[Entries taken from a collection]
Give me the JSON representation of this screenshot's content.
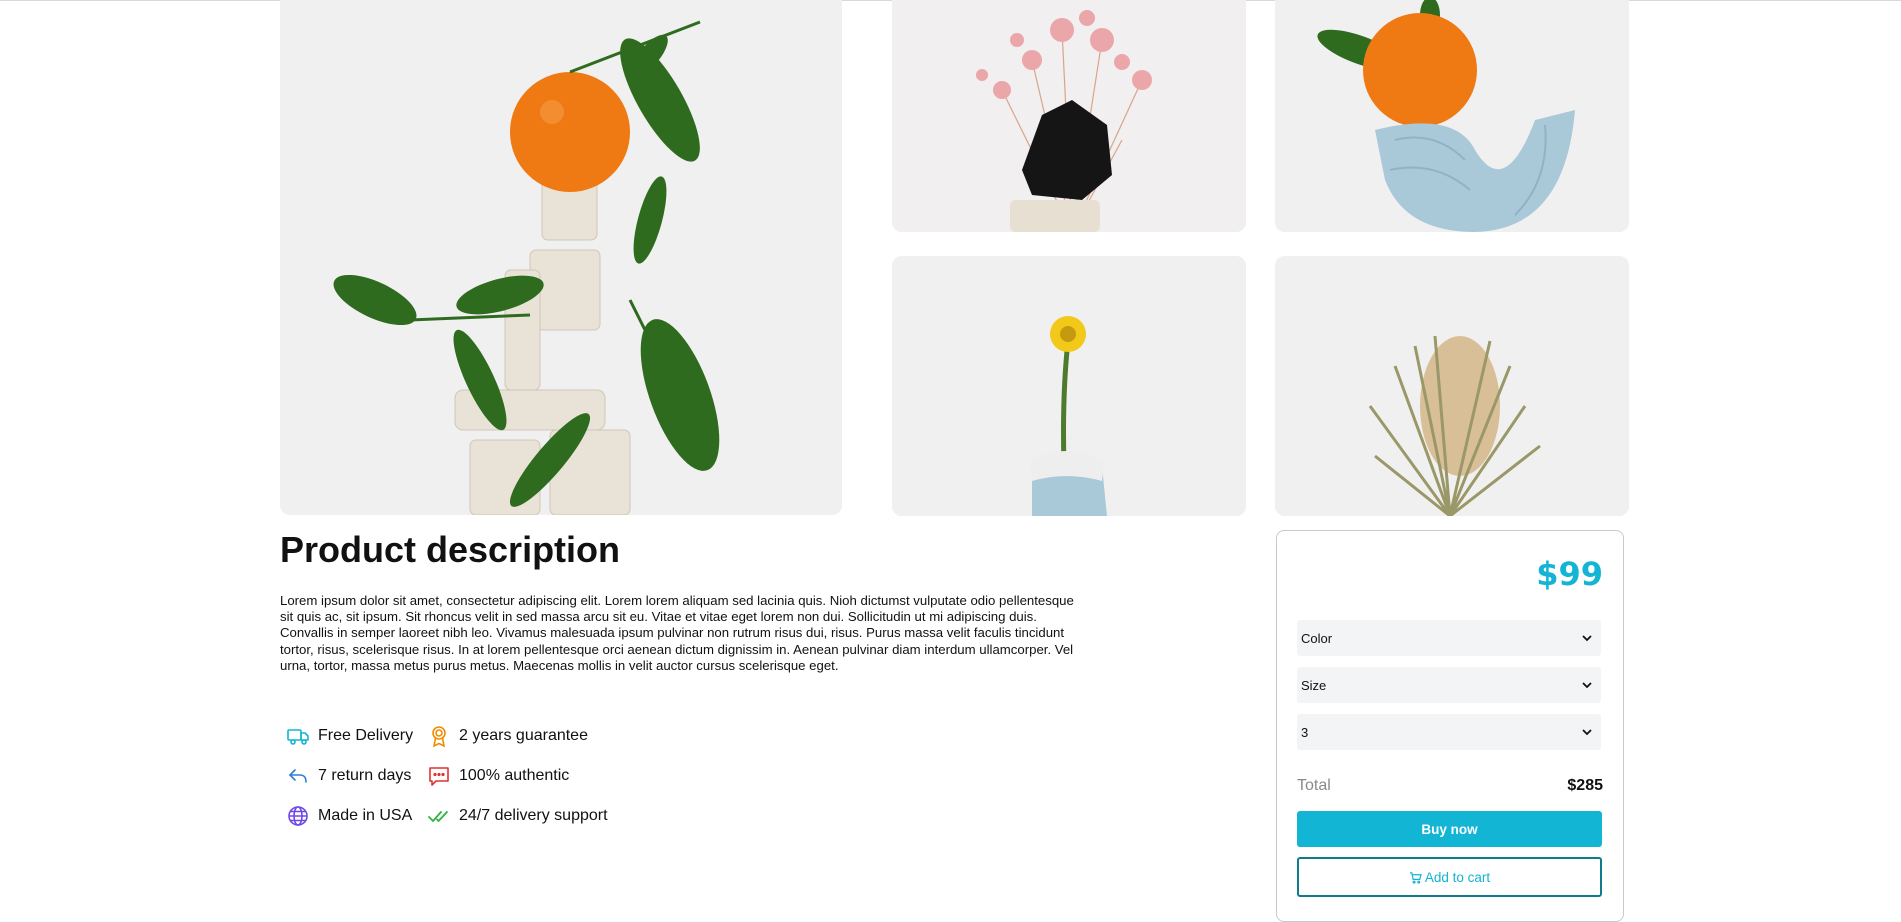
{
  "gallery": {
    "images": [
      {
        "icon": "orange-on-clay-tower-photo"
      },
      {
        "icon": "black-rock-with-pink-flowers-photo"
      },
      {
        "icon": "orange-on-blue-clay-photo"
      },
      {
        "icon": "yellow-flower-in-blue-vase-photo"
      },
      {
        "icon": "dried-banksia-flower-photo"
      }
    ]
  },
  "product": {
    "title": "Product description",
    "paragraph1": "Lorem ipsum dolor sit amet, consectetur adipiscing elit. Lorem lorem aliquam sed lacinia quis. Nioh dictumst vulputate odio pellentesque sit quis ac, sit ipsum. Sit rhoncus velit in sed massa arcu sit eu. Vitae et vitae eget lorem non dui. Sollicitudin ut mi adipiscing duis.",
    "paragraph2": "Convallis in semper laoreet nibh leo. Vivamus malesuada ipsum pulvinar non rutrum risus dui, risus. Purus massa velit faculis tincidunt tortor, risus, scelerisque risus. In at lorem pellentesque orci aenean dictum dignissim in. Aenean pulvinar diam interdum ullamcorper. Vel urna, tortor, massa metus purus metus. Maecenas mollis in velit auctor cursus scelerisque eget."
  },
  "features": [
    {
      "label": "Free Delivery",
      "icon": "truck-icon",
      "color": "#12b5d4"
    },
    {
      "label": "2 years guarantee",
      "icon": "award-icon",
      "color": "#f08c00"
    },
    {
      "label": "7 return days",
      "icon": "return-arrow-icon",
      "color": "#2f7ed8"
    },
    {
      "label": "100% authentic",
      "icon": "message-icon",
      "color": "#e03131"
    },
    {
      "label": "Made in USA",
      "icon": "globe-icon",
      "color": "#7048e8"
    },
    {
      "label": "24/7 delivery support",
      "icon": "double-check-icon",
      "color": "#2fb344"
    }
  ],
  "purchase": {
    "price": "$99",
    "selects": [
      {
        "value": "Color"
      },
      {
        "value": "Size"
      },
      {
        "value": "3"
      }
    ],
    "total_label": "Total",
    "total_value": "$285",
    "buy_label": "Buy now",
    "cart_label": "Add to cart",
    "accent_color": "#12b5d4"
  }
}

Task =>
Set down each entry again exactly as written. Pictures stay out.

Reply to the exercise =>
Give me the JSON representation of this screenshot's content.
{
  "gallery": {
    "images": [
      {
        "icon": "orange-on-clay-tower-photo"
      },
      {
        "icon": "black-rock-with-pink-flowers-photo"
      },
      {
        "icon": "orange-on-blue-clay-photo"
      },
      {
        "icon": "yellow-flower-in-blue-vase-photo"
      },
      {
        "icon": "dried-banksia-flower-photo"
      }
    ]
  },
  "product": {
    "title": "Product description",
    "paragraph1": "Lorem ipsum dolor sit amet, consectetur adipiscing elit. Lorem lorem aliquam sed lacinia quis. Nioh dictumst vulputate odio pellentesque sit quis ac, sit ipsum. Sit rhoncus velit in sed massa arcu sit eu. Vitae et vitae eget lorem non dui. Sollicitudin ut mi adipiscing duis.",
    "paragraph2": "Convallis in semper laoreet nibh leo. Vivamus malesuada ipsum pulvinar non rutrum risus dui, risus. Purus massa velit faculis tincidunt tortor, risus, scelerisque risus. In at lorem pellentesque orci aenean dictum dignissim in. Aenean pulvinar diam interdum ullamcorper. Vel urna, tortor, massa metus purus metus. Maecenas mollis in velit auctor cursus scelerisque eget."
  },
  "features": [
    {
      "label": "Free Delivery",
      "icon": "truck-icon",
      "color": "#12b5d4"
    },
    {
      "label": "2 years guarantee",
      "icon": "award-icon",
      "color": "#f08c00"
    },
    {
      "label": "7 return days",
      "icon": "return-arrow-icon",
      "color": "#2f7ed8"
    },
    {
      "label": "100% authentic",
      "icon": "message-icon",
      "color": "#e03131"
    },
    {
      "label": "Made in USA",
      "icon": "globe-icon",
      "color": "#7048e8"
    },
    {
      "label": "24/7 delivery support",
      "icon": "double-check-icon",
      "color": "#2fb344"
    }
  ],
  "purchase": {
    "price": "$99",
    "selects": [
      {
        "value": "Color"
      },
      {
        "value": "Size"
      },
      {
        "value": "3"
      }
    ],
    "total_label": "Total",
    "total_value": "$285",
    "buy_label": "Buy now",
    "cart_label": "Add to cart",
    "accent_color": "#12b5d4"
  }
}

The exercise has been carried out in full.